* _TASK_: Which of the lines in the data below contain the string "button"? Copy each of them.

>>>

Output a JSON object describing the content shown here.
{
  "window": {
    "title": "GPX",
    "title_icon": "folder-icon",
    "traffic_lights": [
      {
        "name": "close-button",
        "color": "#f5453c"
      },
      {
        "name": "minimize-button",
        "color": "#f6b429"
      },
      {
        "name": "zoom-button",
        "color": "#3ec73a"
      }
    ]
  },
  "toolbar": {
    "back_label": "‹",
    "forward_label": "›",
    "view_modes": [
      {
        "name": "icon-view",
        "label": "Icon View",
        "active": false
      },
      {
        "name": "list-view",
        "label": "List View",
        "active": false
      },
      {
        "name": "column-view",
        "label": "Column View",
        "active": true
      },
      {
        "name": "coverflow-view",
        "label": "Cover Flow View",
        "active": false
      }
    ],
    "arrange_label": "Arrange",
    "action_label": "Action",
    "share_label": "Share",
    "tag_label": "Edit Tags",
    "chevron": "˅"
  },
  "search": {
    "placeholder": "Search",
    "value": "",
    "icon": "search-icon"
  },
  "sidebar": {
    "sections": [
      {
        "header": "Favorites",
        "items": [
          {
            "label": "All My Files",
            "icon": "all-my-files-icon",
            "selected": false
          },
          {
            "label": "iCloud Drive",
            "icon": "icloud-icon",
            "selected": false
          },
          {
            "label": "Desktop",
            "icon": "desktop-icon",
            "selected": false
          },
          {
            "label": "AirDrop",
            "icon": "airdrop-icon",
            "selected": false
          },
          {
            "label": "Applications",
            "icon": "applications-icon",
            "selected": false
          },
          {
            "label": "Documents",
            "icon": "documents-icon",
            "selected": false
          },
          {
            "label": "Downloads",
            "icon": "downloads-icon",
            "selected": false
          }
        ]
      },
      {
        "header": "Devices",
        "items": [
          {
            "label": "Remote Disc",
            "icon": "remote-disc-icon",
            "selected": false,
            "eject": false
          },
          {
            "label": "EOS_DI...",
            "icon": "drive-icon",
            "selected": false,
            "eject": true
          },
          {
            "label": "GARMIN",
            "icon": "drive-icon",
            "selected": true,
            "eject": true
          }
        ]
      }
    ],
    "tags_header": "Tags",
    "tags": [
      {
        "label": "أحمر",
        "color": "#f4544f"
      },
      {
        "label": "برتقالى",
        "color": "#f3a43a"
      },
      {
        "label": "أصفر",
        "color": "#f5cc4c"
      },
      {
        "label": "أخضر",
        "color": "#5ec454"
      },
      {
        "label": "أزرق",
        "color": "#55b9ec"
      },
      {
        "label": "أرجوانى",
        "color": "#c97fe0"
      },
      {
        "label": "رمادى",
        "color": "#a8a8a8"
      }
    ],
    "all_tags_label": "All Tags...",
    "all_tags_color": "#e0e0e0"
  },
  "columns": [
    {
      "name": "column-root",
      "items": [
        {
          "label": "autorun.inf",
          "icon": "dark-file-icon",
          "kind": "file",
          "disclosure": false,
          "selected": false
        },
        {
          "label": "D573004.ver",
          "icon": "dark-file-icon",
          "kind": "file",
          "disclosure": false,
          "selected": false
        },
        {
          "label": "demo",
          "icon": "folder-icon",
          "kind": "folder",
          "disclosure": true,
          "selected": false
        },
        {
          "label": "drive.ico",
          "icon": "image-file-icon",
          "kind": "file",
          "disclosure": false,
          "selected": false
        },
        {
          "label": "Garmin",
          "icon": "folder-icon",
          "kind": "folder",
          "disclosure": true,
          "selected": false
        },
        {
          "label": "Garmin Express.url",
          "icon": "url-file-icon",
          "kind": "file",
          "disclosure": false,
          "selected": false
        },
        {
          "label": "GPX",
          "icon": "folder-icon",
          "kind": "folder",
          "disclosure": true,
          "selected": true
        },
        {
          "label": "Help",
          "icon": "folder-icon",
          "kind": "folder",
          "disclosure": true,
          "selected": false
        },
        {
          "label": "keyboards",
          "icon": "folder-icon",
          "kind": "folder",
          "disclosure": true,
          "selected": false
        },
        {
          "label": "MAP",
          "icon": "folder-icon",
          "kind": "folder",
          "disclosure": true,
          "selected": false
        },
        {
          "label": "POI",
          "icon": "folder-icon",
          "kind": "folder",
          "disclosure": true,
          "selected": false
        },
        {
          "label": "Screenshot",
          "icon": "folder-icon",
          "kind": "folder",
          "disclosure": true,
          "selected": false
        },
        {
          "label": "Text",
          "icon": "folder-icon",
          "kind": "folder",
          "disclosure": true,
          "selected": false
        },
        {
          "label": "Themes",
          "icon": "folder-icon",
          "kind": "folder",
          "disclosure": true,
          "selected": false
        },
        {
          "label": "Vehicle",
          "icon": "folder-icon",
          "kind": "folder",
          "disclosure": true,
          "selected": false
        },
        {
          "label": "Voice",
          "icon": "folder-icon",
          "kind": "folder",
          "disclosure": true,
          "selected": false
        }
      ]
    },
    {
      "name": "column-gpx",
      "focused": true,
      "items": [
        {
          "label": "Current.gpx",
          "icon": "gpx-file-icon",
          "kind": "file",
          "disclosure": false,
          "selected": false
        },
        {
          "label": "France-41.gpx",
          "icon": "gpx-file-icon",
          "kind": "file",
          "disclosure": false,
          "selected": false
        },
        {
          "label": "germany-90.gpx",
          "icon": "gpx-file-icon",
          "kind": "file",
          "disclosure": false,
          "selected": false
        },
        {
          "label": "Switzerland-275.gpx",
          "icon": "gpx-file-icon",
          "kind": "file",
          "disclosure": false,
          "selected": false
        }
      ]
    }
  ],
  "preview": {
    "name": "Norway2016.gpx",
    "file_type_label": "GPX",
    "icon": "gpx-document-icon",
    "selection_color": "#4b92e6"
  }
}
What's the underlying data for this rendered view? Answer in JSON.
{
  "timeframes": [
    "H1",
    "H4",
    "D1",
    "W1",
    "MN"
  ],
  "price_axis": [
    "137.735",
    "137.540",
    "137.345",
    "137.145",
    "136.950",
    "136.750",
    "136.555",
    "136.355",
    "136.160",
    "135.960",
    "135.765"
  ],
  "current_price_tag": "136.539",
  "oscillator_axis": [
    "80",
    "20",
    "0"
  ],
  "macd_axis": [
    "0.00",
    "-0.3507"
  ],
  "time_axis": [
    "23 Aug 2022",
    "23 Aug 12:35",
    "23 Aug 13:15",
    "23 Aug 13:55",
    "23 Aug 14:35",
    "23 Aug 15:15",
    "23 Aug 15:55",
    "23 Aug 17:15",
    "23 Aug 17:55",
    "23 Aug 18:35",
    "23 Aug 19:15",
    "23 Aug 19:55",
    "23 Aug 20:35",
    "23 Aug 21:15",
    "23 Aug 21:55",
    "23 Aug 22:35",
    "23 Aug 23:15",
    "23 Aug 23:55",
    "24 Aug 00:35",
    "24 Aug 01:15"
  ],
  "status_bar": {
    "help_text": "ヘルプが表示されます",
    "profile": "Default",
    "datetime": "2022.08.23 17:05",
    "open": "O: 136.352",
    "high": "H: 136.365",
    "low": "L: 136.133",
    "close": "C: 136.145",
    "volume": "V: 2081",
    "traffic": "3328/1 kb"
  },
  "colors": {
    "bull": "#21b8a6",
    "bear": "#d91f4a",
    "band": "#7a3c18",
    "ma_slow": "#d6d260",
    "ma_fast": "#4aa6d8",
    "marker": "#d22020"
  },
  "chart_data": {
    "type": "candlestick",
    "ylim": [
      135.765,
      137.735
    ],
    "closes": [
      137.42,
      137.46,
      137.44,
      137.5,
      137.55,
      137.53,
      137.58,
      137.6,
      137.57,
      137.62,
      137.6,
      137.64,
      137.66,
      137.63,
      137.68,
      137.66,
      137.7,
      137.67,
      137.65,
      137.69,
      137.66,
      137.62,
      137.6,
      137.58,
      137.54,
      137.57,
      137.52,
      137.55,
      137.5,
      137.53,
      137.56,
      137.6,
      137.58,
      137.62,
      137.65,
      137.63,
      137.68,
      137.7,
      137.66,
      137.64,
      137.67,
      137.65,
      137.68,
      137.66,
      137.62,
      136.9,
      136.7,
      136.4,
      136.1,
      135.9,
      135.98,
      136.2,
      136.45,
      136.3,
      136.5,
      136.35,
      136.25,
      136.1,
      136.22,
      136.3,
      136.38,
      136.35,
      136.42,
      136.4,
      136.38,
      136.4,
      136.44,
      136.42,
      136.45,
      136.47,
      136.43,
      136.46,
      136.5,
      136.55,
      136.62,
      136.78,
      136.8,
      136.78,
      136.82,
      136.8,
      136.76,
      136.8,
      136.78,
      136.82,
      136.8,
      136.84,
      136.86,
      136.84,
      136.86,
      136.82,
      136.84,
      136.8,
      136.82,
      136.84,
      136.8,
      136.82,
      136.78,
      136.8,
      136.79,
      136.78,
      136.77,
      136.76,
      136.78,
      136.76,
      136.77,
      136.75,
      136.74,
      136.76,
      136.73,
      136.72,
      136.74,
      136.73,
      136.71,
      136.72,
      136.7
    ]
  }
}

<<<

* _ANSWER TO THIS TASK_:
        "name": "close-button",
        "name": "minimize-button",
        "name": "zoom-button",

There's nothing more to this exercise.